Freshman Seminar Textbook
Freshman Seminar Syllabus
Introduction to the Course | Week 1: Overview
Learning, Wisdom, and The African World Experience
Fruitful learning experiences involve more than the acquisition of academic knowledge. They facilitate the gaining of wisdom, helping to build an enduring capacity to apply learning to meet communal challenges. This lecture examines the contribution to global traditions and innovations in teaching and learning from the classical, medieval and contemporary African experience.
"Omoluabi": Self Actualization and Communal Responsibility
Success in acquiring true learning requires a certain kind of personality. From an African cultural perspective, Omoluabi is the essence of the human person, a wellspring of good character, exemplified by an understanding of the self and its responsibilities to the community. This lecture analyzes the concept of Omoluabi and its relevance in the project of useful learning.
Abandonment and Dismemberment: "Something Torn and New"
Forced separation from their ancestral homelands due to enslavement threatened to dismember Africans, physically, emotionally and spiritually. These Africans—faced with deep trauma and accompanying feelings of abandonment in the unfamiliar, alien, and hostile colonial worlds of the Western Hemisphere—maintained and created memories, traditions, and communities from the rich and complex cultures of the African worlds they brought across the ocean. This lecture examines the trauma of enslavement and how Africans created, preserved, and extended their humanity as the foundation for the contemporary African world experience and the perpetual human quest for a better society.
Memory, Restoration, and African Renaissance: Social Consciousness and the Black Imagination
Ngugi wa Thiong’o has written that “the African eagle can fly only with his re-membered wings.” The process of “re-membering”—of reconnecting historical memory to modern social consciousness as a renaissance and flowering of imagination, innovation and problem solving--will lead to conscious contributions to what Ngugi calls “a common humanity of progress and achievement.” The central elements of this intellectual practice are translation and recovery, the use of academic research skill to connect ideas and information across generations and among cultural communities.
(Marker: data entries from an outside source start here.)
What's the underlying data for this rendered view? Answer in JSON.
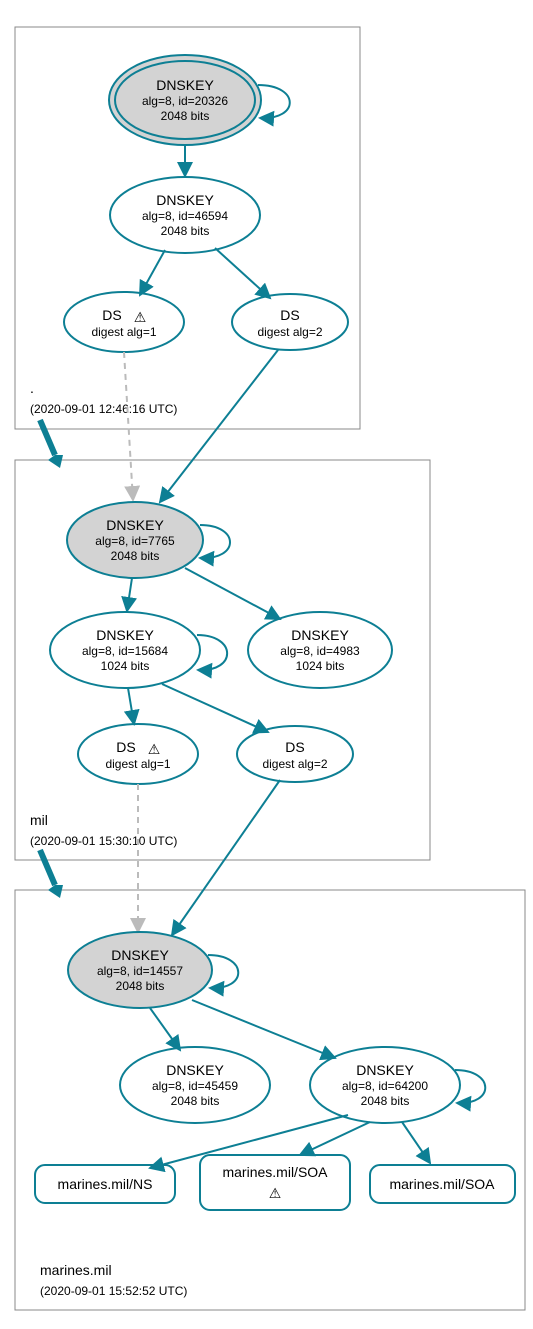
{
  "zones": [
    {
      "id": "root",
      "label": ".",
      "timestamp": "(2020-09-01 12:46:16 UTC)"
    },
    {
      "id": "mil",
      "label": "mil",
      "timestamp": "(2020-09-01 15:30:10 UTC)"
    },
    {
      "id": "marines",
      "label": "marines.mil",
      "timestamp": "(2020-09-01 15:52:52 UTC)"
    }
  ],
  "nodes": {
    "root_ksk": {
      "t1": "DNSKEY",
      "t2": "alg=8, id=20326",
      "t3": "2048 bits"
    },
    "root_zsk": {
      "t1": "DNSKEY",
      "t2": "alg=8, id=46594",
      "t3": "2048 bits"
    },
    "root_ds1": {
      "t1": "DS",
      "t2": "digest alg=1",
      "warn": true
    },
    "root_ds2": {
      "t1": "DS",
      "t2": "digest alg=2"
    },
    "mil_ksk": {
      "t1": "DNSKEY",
      "t2": "alg=8, id=7765",
      "t3": "2048 bits"
    },
    "mil_zsk1": {
      "t1": "DNSKEY",
      "t2": "alg=8, id=15684",
      "t3": "1024 bits"
    },
    "mil_zsk2": {
      "t1": "DNSKEY",
      "t2": "alg=8, id=4983",
      "t3": "1024 bits"
    },
    "mil_ds1": {
      "t1": "DS",
      "t2": "digest alg=1",
      "warn": true
    },
    "mil_ds2": {
      "t1": "DS",
      "t2": "digest alg=2"
    },
    "mar_ksk": {
      "t1": "DNSKEY",
      "t2": "alg=8, id=14557",
      "t3": "2048 bits"
    },
    "mar_zsk1": {
      "t1": "DNSKEY",
      "t2": "alg=8, id=45459",
      "t3": "2048 bits"
    },
    "mar_zsk2": {
      "t1": "DNSKEY",
      "t2": "alg=8, id=64200",
      "t3": "2048 bits"
    },
    "mar_ns": {
      "t1": "marines.mil/NS"
    },
    "mar_soa_w": {
      "t1": "marines.mil/SOA",
      "warn": true
    },
    "mar_soa": {
      "t1": "marines.mil/SOA"
    }
  },
  "warn_glyph": "⚠"
}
Research Methodology: Inscription as a Liberating Practice
One of the goals of this course is “to encourage every entering freshman to pursue a lifetime of independent discovery, including the appreciation of the importance of research.” Indeed, once the commitment to academic excellence is successfully cultivated, it becomes clear that there is nothing as intellectually liberating as conducting research with integrity. This lecture introduces students to the nuts and bolts of research.
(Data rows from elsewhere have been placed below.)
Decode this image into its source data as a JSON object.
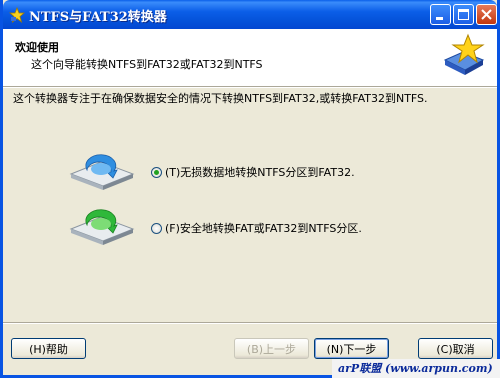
{
  "window": {
    "title": "NTFS与FAT32转换器"
  },
  "header": {
    "title": "欢迎使用",
    "subtitle": "这个向导能转换NTFS到FAT32或FAT32到NTFS"
  },
  "description": "这个转换器专注于在确保数据安全的情况下转换NTFS到FAT32,或转换FAT32到NTFS.",
  "options": [
    {
      "label": "(T)无损数据地转换NTFS分区到FAT32.",
      "selected": true
    },
    {
      "label": "(F)安全地转换FAT或FAT32到NTFS分区.",
      "selected": false
    }
  ],
  "buttons": {
    "help": "(H)帮助",
    "back": "(B)上一步",
    "next": "(N)下一步",
    "cancel": "(C)取消"
  },
  "watermark": "arP联盟 (www.arpun.com)"
}
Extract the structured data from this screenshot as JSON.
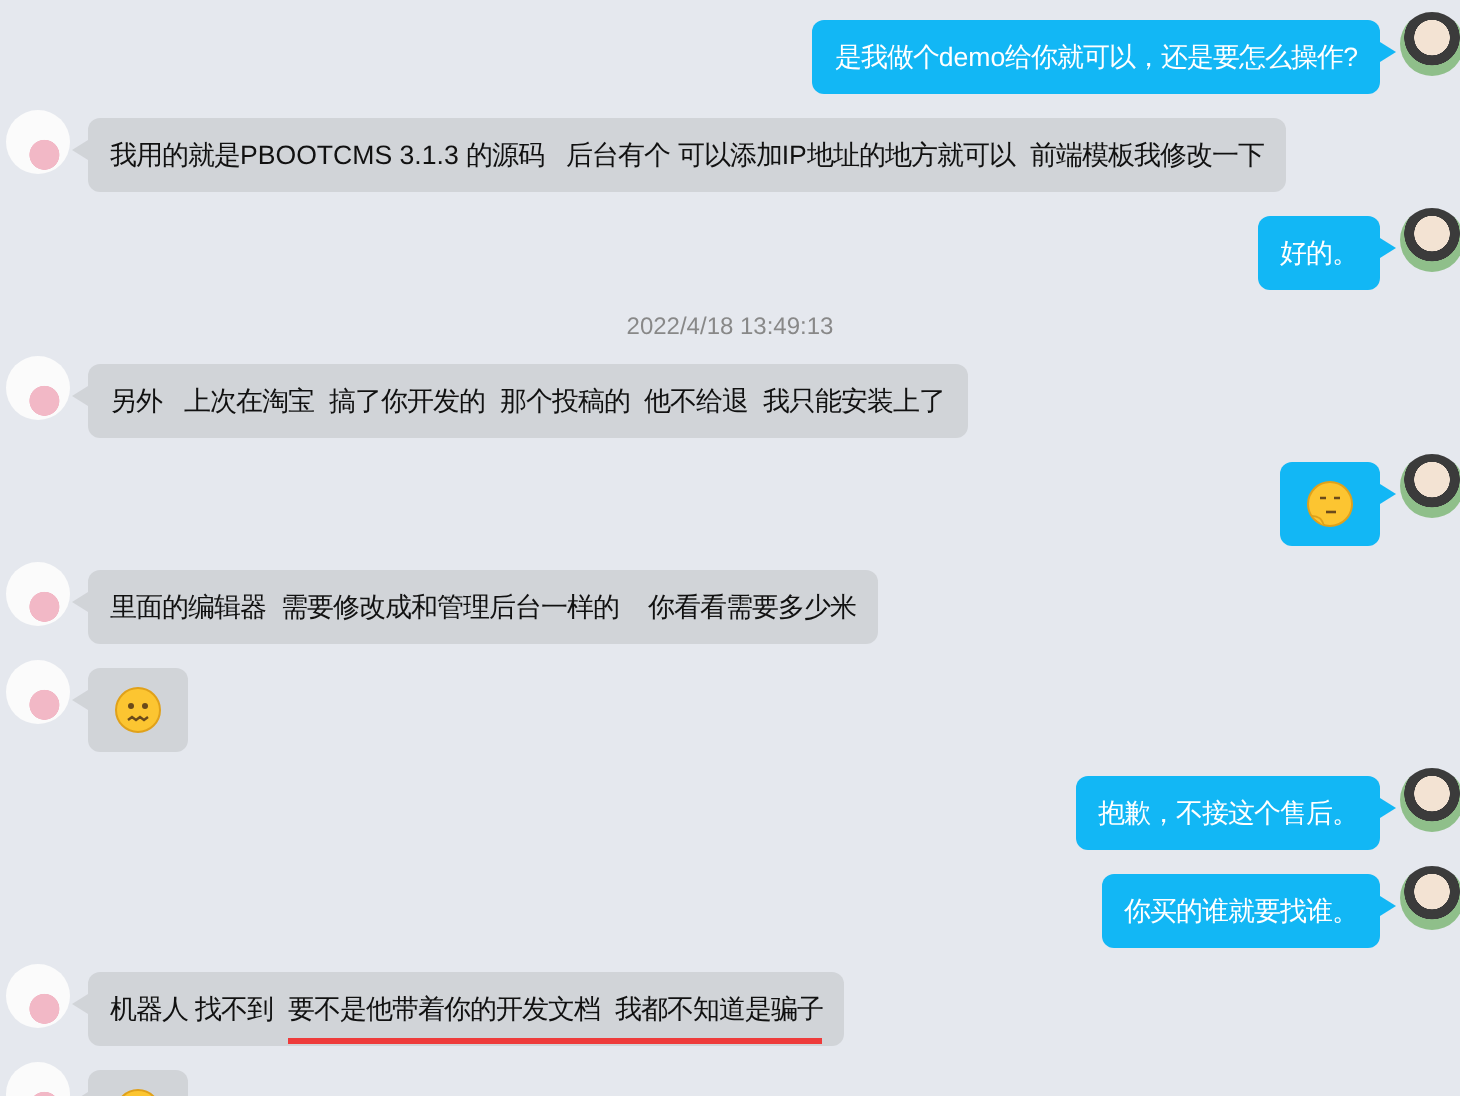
{
  "messages": [
    {
      "kind": "text",
      "outgoing": true,
      "segments": [
        {
          "text": "是我做个demo给你就可以，还是要怎么操作?",
          "underlined": false
        }
      ]
    },
    {
      "kind": "text",
      "outgoing": false,
      "segments": [
        {
          "text": "我用的就是PBOOTCMS 3.1.3 的源码   后台有个 可以添加IP地址的地方就可以  前端模板我修改一下",
          "underlined": false
        }
      ]
    },
    {
      "kind": "text",
      "outgoing": true,
      "segments": [
        {
          "text": "好的。",
          "underlined": false
        }
      ]
    },
    {
      "kind": "time",
      "text": "2022/4/18 13:49:13"
    },
    {
      "kind": "text",
      "outgoing": false,
      "segments": [
        {
          "text": "另外   上次在淘宝  搞了你开发的  那个投稿的  他不给退  我只能安装上了",
          "underlined": false
        }
      ]
    },
    {
      "kind": "emoji",
      "outgoing": true
    },
    {
      "kind": "text",
      "outgoing": false,
      "segments": [
        {
          "text": "里面的编辑器  需要修改成和管理后台一样的    你看看需要多少米",
          "underlined": false
        }
      ]
    },
    {
      "kind": "emoji",
      "outgoing": false
    },
    {
      "kind": "text",
      "outgoing": true,
      "segments": [
        {
          "text": "抱歉，不接这个售后。",
          "underlined": false
        }
      ]
    },
    {
      "kind": "text",
      "outgoing": true,
      "segments": [
        {
          "text": "你买的谁就要找谁。",
          "underlined": false
        }
      ]
    },
    {
      "kind": "text",
      "outgoing": false,
      "segments": [
        {
          "text": "机器人 找不到  ",
          "underlined": false
        },
        {
          "text": "要不是他带着你的开发文档  我都不知道是骗子",
          "underlined": true
        }
      ]
    },
    {
      "kind": "emoji",
      "outgoing": false
    }
  ]
}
Practices of Freedom and Justice: The Black Diaspora
The tradition of learning for service to the community and the world is rooted in the experience of the people of African descent, both on the home continent and in its vast Diaspora. The pursuit of freedom and justice has been a rallying cry of the educated in this oldest of traditions. This lecture identifies and analyzes the works of representative thinkers in this regard.
The Eloquence of the Scribes: Initiation, Expectations, and Mastery—Continuing the Legacy of Howard University
Generations of students and faculty have walked the paths, halls, classrooms, and laboratories of Howard University in pursuit of the mastery necessary to fulfill the institution’s mission to develop learning and wisdom to build the good society. They were initiated into the tradition of lifelong pursuit of learning for service to the local and global community. Current students in the Freshman Seminar course are heirs to this glorious tradition. This lecture aims at initiating them into a full awareness of this tradition, reminding them of the high expectations of this institution, their ancestors, and future generations that they continue the legacy.
The Presidential Address: A Charge to Keep
Common Text Essay Competition
The Office of the President and the Office of the Provost, in conjunction with the College of Arts and Sciences, invite and encourage students to submit essays to the Common Text Essay Competition. Authors of the highest rated essays devoted to themes and ideas emerging from Something Torn and New will present them at the Common Text Symposium on Friday, November 30. These essays will also be published as a part of the Common Text Symposium proceedings. Ngugi wa Thiongo will deliver the keynote address for the symposium and will respond to student papers.
Office Hours and Contact Information
Locke Hall, Room 100
[The Writing Center]
Dr. Dana A. Williams
Dr. Marcus Alfred
Dr. Linda G. Jones
Dr. Greg E. Carr
Bio sketch [YouTube] [MS Word]
Please note that students can visit any TA any day for general questions and assistance. For grading inquiries, however, you should see the TA for your day.